LOIYANGALANI, Kenya (Reuters) - Villagers in northern Kenya have begun to burn piles of animal carcases, hoping to head off an outbreak of disease as their livestock starve to death in the region’s worst drought in five years.
The smell of death hangs heavily over Lake Turkana and dried animal corpses dot the cracked mud where the lake has receded, leaving boats stranded on the dry land.
Nomadic communities store their savings in animals rather than banks and each carcass is a major loss.
The Kenyan government said 2.7 million people are affected by the drought. It estimates 20 percent of livestock has died in the arid and semi-arid counties, an area comprising about 80 percent of Kenya’s landmass.

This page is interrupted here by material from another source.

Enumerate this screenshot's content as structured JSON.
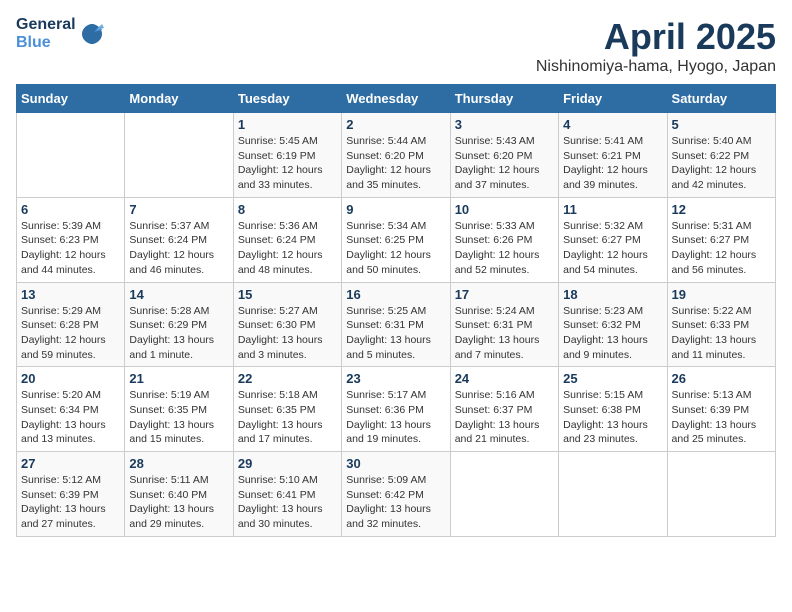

“It is the worst drought since 2011,” said James Oduor, head of Kenya’s National Drought Management Authority.
The government is running a “destocking” program, which pays herders for animals they would struggle to sell. It pays 2,000 Kenya shillings ($20) for a goat or a sheep, and 15,000 Ksh for a cow. That’s half of the price of a healthy animal.
“If they are in good condition, they can be moved to graze elsewhere. When they cannot be moved, the animal is slaughtered so the community can benefit from more food,” said Oduor.
Villager Lokuukwi Achembe said his village lost around 2,000 goats.
“This is our food and our way of living,” he said sadly.
On the southern short of Lake Turkana, famed for the harsh beauty of its landscape, residents are burning carcasses to stop the bodies from infecting water supplies if the rains come.
Village elder Lowake Alishu said, “We are collecting the goats around the manyatta (group of thatched huts) to stop the spreading of disease.”
Additional reporting by Katharine Houreld; Writing by Katharine Houreld; Editing by Andrew Heavens